# EXERCISE DESCRIPTION
Restate every record exactly, with nothing skipped.

=== Begin Enclosure ===

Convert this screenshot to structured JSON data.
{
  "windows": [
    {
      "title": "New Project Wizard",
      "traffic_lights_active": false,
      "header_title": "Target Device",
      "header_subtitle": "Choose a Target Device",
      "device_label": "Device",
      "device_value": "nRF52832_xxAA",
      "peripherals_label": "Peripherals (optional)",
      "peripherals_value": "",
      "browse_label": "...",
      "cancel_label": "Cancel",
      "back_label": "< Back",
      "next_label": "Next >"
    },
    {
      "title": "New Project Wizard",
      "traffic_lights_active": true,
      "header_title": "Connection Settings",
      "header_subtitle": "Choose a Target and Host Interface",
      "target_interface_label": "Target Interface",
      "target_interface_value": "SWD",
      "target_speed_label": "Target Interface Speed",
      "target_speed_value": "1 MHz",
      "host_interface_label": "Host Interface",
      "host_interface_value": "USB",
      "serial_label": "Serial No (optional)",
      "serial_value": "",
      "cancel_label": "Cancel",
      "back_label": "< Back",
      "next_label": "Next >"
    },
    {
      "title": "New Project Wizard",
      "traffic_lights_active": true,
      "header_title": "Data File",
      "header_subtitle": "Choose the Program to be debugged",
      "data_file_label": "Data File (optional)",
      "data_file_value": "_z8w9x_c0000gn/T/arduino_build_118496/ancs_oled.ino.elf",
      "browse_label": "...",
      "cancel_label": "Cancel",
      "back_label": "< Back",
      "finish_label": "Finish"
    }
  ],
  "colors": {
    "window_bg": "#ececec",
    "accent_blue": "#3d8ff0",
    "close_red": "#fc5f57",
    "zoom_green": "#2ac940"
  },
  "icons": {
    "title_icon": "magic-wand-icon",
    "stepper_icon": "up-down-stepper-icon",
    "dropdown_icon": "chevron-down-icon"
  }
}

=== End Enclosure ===

# YOUR RESPONSE
Convert this screenshot to structured JSON data.
{
  "windows": [
    {
      "title": "New Project Wizard",
      "traffic_lights_active": false,
      "header_title": "Target Device",
      "header_subtitle": "Choose a Target Device",
      "device_label": "Device",
      "device_value": "nRF52832_xxAA",
      "peripherals_label": "Peripherals (optional)",
      "peripherals_value": "",
      "browse_label": "...",
      "cancel_label": "Cancel",
      "back_label": "< Back",
      "next_label": "Next >"
    },
    {
      "title": "New Project Wizard",
      "traffic_lights_active": true,
      "header_title": "Connection Settings",
      "header_subtitle": "Choose a Target and Host Interface",
      "target_interface_label": "Target Interface",
      "target_interface_value": "SWD",
      "target_speed_label": "Target Interface Speed",
      "target_speed_value": "1 MHz",
      "host_interface_label": "Host Interface",
      "host_interface_value": "USB",
      "serial_label": "Serial No (optional)",
      "serial_value": "",
      "cancel_label": "Cancel",
      "back_label": "< Back",
      "next_label": "Next >"
    },
    {
      "title": "New Project Wizard",
      "traffic_lights_active": true,
      "header_title": "Data File",
      "header_subtitle": "Choose the Program to be debugged",
      "data_file_label": "Data File (optional)",
      "data_file_value": "_z8w9x_c0000gn/T/arduino_build_118496/ancs_oled.ino.elf",
      "browse_label": "...",
      "cancel_label": "Cancel",
      "back_label": "< Back",
      "finish_label": "Finish"
    }
  ],
  "colors": {
    "window_bg": "#ececec",
    "accent_blue": "#3d8ff0",
    "close_red": "#fc5f57",
    "zoom_green": "#2ac940"
  },
  "icons": {
    "title_icon": "magic-wand-icon",
    "stepper_icon": "up-down-stepper-icon",
    "dropdown_icon": "chevron-down-icon"
  }
}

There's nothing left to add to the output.